This post was developed in collaboration with Eisai Inc.
In the past 3 years I have lost 3 good friends to cancer. One of them was my best friend. Belinda, Silvia and Lucia all had different types of cancer and, unfortunately, they all lost their battle.
All 3 women were much too young. They left behind loving children, friends, and family. Interestingly, Silvia was Belinda’s aunt. Lucia and Silvia were best friends. What were the odds? I still tear up when I reread our emails, texts, and look at pictures of us together.
More recently, my father and mother-in-law were both diagnosed with different types of cancer as well. If I have learned one thing from so much loss and so many different cancer diagnoses, it is that information and early detection are key. That’s why I discuss health matters with the women in my life including both my daughters, my sister Laura and with my close friends.
Shedding light on endometrial cancer, which is on the rise

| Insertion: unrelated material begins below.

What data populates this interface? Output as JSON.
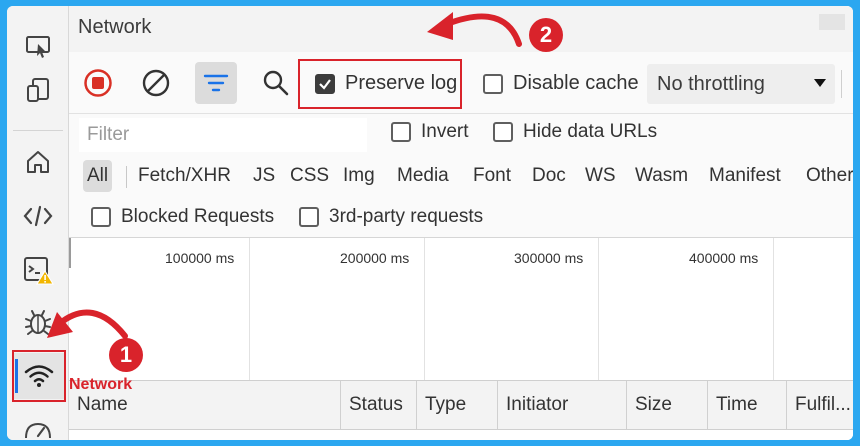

I’ve partnered with Share Cancer Support (SHARE), Facing Our Risk of Cancer Empowered (FORCE), Black Health Matters and Eisai Inc. on a new initiative called Spot Her to shed light on endometrial cancer, a type of uterine cancer, that especially impacts women between 40 and 65 years old. Found in the lining of the uterus, endometrial cancer accounts for more than 90% of uterine cancer diagnoses, which is the fourth most frequently diagnosed cancer for women in the U.S.
FORCE, SHARE, Black Health Matters and Eisai partnered to launch Spot Her—to help end the silence around endometrial cancer and inspire women to listen, to advocate for themselves and others, and to put our health first. If we don’t take care of ourselves, we can’t be there for our loved ones.
It behooves us to be aware of the factors that may increase our risk of developing endometrial cancer such as obesity, age – risk increases with age – family history with uterine cancer, high-fat diet and lack of exercise, as well as a history of irregular periods, just to name a few.
Endometrial cancer and Black women
Women with endometrial cancer have reported that their symptoms were often stigmatized and dismissed. But by speaking up about the symptoms we can empower ourselves and other women to spot the potential signs early and take action.
Unfortunately, Black women are even less likely to be accurately diagnosed with early-stage disease, and their survival rate at every stage is lower than in white women. The overall 5-year survival rate for uterine cancers is 62% in Black women compared to 84% in white women.
This means that identifying symptoms and seeking help is especially important for Black women, due to health disparities. Only 53% of Black women with the condition receive an early diagnosis.
Common signs of endometrial cancer
The signs of endometrial cancer, and other gynecologic cancers, can be vague and similar to those of other conditions. Recognizing these symptoms and talking about them with your doctor can help you spot cancer early, when it may be more treatable.
Some common signs of endometrial cancer may include, but are not limited to: abnormal bleeding, spotting, or brownish discharge after menopause, as well as irregular or heavy bleeding in women before menopause, and pelvic pain or pressure.
If you have any of the above symptoms, especially if they arise in combination, or any symptoms of concern, please do not hesitate to see a doctor.
What you can do to raise awareness of endometrial cancer
Join the pledge to #SpotHerForEC so that, together, we can raise our voices around this serious cancer—for the women we love and the women we are.
To put the spotlight on endometrial cancer, the Spot Her campaign is using a fanny pack as an awareness symbol for this disease. You can help raise awareness or show your support by sharing a photo wearing the fanny pack or using a digital version (which can be found on SpotHerforEC.com). Share your photo on social media and tag women in your lives who you pledge to spot. Join in on the conversation by using the hashtag #SpotHerforEC. For every use of the hashtag Eisai will donate $1 per post to @facingourrisk and @sharecancersupport (up to $20k)!
Know the potential signs of endometrial cancer, spread the word, and speak to your doctor if you are experiencing symptoms. Don’t allow your symptoms to be dismissed and get a second opinion if possible. I have done that a few times and I’m glad I did. Visit SpotHerforEC.com for important information on this initiative and on endometrial cancer.